Building relationships in health: How philanthropy and government can work together

Individual Author(s) / Organizational Author
Grantmakers in Health
Grantmakers in Health
January 2003
Abstract / Description

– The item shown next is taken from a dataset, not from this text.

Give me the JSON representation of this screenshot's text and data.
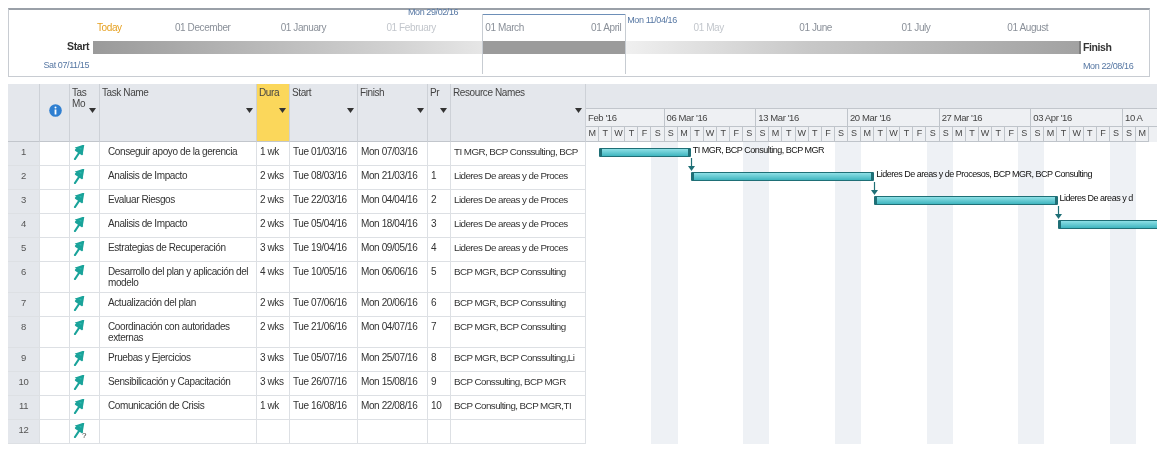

Health grantmakers and government decisionmakers both care deeply about developing health systems that deliver high-quality services and promote the health of populations in need. While it is possible for the sectors to work separately, the mismatch between available resources and unmet needs and the complex determinants of health suggest that significant improvements will not be achieved by either the public or private sector working independently. Simply put, the needs are too great and the solutions too complex for either to go it alone. Planning, implementing, and evaluating programs that really make progress and improve health require the capacity of both sectors. While each sector has strengths and limitations, working together in complementary ways can improve the efficacy of both. 
Government at the local, state, and federal levels provides support for a broad array of health programs, including publicly-sponsored insurance programs; direct grants for health services delivery, health promotion, and health education; training of professionals; and data collection and research. Yet despite the tremendous public investment in health (45.2 percent of total national health expenditures, or $587.2 billion annually), government programs do not fully address many of the nation’s most persistent health concerns. In addition, legislative, regulatory, and political restrictions often impede government activities from fully reaching their objectives. (author introduction) #P4HEwebinarOctober2023

Artifact Type
Reference Type
P4HE Authored